[Divider] [Flashnote] Financial analysis

The dollar resiliently is making economic recovery in the emerging world that much harder

Regarding monetary policy as well, the outlook is similarly positive yet low-key. After the Federal Reserve’s U-turn, the vast majority of central banks around the world have expressed a willingness to ease off again if need be, citing globally low inflation expectations to back up their views. The European Central Bank immediately comes to mind, but central banks in New Zealand, Switzerland, Brazil, South Korea and elsewhere have also followed suit. The trouble is that they have very little leeway to reverse course, in the short term at any rate. For starters, the Fed will have to phase out its balance-sheet reduction programme over several months before it can seriously turn around its monetary policy trajectory. This is keeping the dollar resiliently high relative to other currencies, making economic recovery in the emerging world that much harder. In the eurozone, Mario Draghi, who will be stepping down as ECB President in October – perhaps to be replaced by a more orthodox figure – will be unable to take bold action in the months to come. As for the Bank of Japan, it already holds 80% of all ETFs invested in Japanese equities!

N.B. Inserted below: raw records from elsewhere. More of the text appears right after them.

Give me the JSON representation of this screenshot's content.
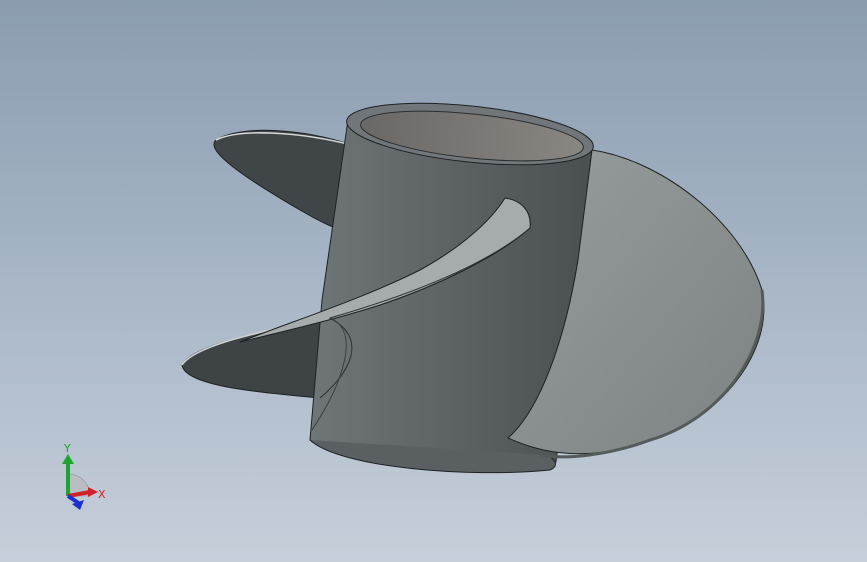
{
  "viewport": {
    "background_top": "#8a9cb0",
    "background_bottom": "#c6cfda"
  },
  "model": {
    "part": "propeller-impeller",
    "blade_color_dark": "#3f4446",
    "blade_color_light": "#8e9394",
    "hub_color": "#5f6567"
  },
  "triad": {
    "x_label": "X",
    "y_label": "Y",
    "x_color": "#d0202a",
    "y_color": "#1aa531",
    "z_color": "#1d2fd0"
  }
}
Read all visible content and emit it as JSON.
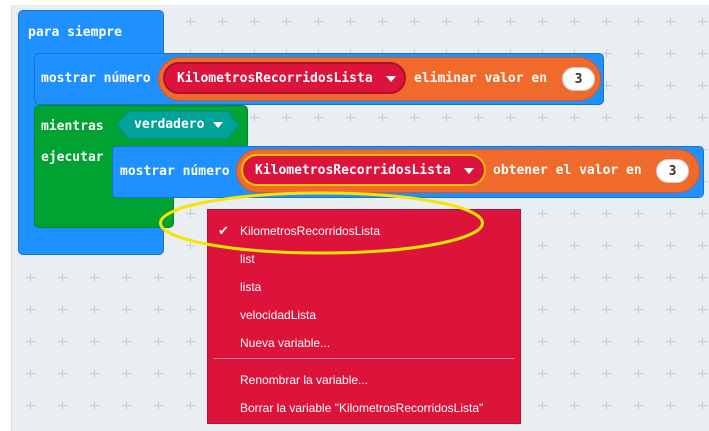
{
  "blocks": {
    "forever_label": "para siempre",
    "show_number_label_1": "mostrar número",
    "list_var_1": "KilometrosRecorridosLista",
    "remove_label": "eliminar valor en",
    "remove_index": "3",
    "while_label": "mientras",
    "while_condition": "verdadero",
    "do_label": "ejecutar",
    "show_number_label_2": "mostrar número",
    "list_var_2": "KilometrosRecorridosLista",
    "get_label": "obtener el valor en",
    "get_index": "3"
  },
  "dropdown": {
    "selected_check": "✔",
    "items": [
      "KilometrosRecorridosLista",
      "list",
      "lista",
      "velocidadLista",
      "Nueva variable..."
    ],
    "actions": [
      "Renombrar la variable...",
      "Borrar la variable \"KilometrosRecorridosLista\""
    ]
  },
  "colors": {
    "loops_blue": "#1e90ff",
    "logic_green": "#00a231",
    "boolean_teal": "#00a29a",
    "arrays_orange": "#f06a2c",
    "variable_red": "#dc143c",
    "highlight_yellow": "#f5e500"
  }
}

We can therefore plausibly assume that the global economic slowdown will continue on a subdued note for a few more months, accompanied, at least initially, by favourable but relatively toothless monetary policies.

That outlook may be enough in the short term to sustain equity investors’ confidence in a gradual economic recovery, particularly if the trade dispute between China and the US gets settled in a reasonable manner and if the worst-case scenario for the Brexit saga doesn’t come to pass. Such hopes would in turn help bond markets to steady at less extreme levels, while being further buoyed by low inflation expectations. As we pointed out last month, unless an external political shock occurs, building a balanced portfolio that includes a slightly larger share of cyclical stocks but still a majority of carefully selected names with predictable earnings growth will be the key driver of our funds’ performance in the next few months.

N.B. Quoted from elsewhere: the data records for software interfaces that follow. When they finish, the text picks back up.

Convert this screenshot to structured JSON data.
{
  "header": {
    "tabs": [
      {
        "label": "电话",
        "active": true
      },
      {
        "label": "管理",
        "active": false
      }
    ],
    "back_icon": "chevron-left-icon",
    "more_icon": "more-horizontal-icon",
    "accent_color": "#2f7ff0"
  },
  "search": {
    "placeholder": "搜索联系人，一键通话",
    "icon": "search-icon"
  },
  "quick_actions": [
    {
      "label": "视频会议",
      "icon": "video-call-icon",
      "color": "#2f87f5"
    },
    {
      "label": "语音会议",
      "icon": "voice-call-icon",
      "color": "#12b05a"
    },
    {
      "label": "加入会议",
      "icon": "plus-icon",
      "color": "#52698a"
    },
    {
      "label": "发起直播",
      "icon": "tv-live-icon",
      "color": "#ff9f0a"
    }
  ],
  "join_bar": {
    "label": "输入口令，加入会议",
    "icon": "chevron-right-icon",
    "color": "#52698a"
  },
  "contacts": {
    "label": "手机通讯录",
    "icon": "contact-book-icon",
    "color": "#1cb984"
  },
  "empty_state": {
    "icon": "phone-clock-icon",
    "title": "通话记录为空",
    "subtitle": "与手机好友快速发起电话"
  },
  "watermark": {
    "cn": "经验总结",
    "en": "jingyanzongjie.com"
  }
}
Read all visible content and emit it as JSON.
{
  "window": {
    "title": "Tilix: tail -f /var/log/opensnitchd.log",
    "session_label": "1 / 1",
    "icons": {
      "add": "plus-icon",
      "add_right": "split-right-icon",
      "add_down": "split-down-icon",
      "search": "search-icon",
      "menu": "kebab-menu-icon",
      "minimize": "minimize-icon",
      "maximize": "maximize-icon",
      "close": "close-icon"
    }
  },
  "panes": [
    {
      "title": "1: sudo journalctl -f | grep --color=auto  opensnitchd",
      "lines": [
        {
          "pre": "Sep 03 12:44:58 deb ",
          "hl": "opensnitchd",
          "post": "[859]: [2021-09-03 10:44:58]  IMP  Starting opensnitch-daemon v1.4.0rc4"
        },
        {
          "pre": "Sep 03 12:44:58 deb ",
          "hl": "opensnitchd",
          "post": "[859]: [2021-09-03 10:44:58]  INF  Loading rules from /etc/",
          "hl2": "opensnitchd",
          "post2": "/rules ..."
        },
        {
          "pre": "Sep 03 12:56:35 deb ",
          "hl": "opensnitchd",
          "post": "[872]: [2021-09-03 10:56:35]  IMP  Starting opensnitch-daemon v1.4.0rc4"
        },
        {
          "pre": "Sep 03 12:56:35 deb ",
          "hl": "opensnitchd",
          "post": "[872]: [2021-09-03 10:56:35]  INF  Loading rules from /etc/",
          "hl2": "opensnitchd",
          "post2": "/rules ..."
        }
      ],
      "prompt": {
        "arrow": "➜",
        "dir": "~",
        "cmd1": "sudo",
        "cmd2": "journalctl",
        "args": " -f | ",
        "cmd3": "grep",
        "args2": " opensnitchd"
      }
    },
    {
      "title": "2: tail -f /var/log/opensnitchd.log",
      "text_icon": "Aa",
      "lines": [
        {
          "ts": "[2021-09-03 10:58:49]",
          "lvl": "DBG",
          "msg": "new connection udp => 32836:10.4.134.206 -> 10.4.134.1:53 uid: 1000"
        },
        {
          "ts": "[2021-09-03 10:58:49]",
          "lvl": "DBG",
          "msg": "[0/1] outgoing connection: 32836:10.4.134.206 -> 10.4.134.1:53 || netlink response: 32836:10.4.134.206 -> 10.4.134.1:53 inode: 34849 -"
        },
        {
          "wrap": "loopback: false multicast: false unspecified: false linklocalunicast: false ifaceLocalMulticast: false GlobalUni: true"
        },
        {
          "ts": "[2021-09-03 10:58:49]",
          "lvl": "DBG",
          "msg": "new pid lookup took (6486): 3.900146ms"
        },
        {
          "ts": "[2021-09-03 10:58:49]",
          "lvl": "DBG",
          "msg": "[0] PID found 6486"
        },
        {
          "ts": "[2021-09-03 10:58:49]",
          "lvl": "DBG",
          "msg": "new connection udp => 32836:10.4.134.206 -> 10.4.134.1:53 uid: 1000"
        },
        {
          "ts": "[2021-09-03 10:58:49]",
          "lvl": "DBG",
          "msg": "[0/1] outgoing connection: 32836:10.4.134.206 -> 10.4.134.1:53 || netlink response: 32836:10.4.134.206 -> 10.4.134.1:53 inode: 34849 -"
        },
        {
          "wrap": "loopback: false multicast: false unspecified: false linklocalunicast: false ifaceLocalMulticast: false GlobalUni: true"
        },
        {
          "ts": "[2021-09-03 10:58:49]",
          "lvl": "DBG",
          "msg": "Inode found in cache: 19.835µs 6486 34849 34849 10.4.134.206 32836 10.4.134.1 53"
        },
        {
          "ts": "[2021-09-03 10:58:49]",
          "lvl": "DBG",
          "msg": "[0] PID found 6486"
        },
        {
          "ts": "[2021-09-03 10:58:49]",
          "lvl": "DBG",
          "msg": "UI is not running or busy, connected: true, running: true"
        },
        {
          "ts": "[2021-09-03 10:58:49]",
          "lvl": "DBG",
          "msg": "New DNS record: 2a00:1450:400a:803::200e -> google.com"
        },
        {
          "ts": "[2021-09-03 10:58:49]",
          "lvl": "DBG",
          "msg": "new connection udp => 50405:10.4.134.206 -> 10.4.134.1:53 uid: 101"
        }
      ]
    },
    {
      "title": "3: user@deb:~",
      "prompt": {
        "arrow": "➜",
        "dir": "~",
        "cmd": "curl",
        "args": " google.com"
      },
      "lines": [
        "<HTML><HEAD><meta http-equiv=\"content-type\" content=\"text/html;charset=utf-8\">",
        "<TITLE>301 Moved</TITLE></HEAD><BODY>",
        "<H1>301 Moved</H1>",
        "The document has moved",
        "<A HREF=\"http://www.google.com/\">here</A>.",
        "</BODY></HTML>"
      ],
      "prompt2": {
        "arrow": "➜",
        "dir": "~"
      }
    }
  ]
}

[Divider] [Management report] European flag

In the medium term

Events in 2018 highlighted how dependent equity markets have become on investors’ confidence in the power of central banks to provide them with the liquidity they so crave. That addiction to “monetary manna” increasingly highlights the issue of central bank credibility. The uncomfortable fact of the matter is that the upbeat sentiment among equity investors today derives in part from the repeated failure of central banks to anchor inflation expectations at acceptable levels – as that failure is why central bankers have to keep trying to reflate the economy. The cautious mindset that currently dominates the market opens up room for taking a moderate amount of short-term risk, particularly in light of the first signs of economic stabilisation that have emerged over the past few weeks. But the equilibrium in financial markets, above all in forex markets, rests today on basically shaky foundations. Considerable caution is therefore required in the medium term.

Source: Bloomberg, 01/04/2019

Investment strategy